───── Given data ─────

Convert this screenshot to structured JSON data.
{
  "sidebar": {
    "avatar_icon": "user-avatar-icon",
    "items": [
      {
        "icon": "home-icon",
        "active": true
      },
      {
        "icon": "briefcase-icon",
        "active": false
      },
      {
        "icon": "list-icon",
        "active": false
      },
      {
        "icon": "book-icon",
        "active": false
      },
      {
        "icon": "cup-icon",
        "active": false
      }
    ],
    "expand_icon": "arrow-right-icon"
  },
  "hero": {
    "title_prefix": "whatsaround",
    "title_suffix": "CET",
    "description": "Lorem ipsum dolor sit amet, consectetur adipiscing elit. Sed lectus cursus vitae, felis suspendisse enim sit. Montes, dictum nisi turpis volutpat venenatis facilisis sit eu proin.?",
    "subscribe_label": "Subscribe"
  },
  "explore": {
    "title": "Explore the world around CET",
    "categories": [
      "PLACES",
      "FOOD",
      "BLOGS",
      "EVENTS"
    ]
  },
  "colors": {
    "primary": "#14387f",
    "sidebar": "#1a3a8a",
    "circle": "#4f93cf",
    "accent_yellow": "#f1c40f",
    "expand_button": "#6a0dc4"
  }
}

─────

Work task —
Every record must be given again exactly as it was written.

Solution to the exercise —
Convert this screenshot to structured JSON data.
{
  "sidebar": {
    "avatar_icon": "user-avatar-icon",
    "items": [
      {
        "icon": "home-icon",
        "active": true
      },
      {
        "icon": "briefcase-icon",
        "active": false
      },
      {
        "icon": "list-icon",
        "active": false
      },
      {
        "icon": "book-icon",
        "active": false
      },
      {
        "icon": "cup-icon",
        "active": false
      }
    ],
    "expand_icon": "arrow-right-icon"
  },
  "hero": {
    "title_prefix": "whatsaround",
    "title_suffix": "CET",
    "description": "Lorem ipsum dolor sit amet, consectetur adipiscing elit. Sed lectus cursus vitae, felis suspendisse enim sit. Montes, dictum nisi turpis volutpat venenatis facilisis sit eu proin.?",
    "subscribe_label": "Subscribe"
  },
  "explore": {
    "title": "Explore the world around CET",
    "categories": [
      "PLACES",
      "FOOD",
      "BLOGS",
      "EVENTS"
    ]
  },
  "colors": {
    "primary": "#14387f",
    "sidebar": "#1a3a8a",
    "circle": "#4f93cf",
    "accent_yellow": "#f1c40f",
    "expand_button": "#6a0dc4"
  }
}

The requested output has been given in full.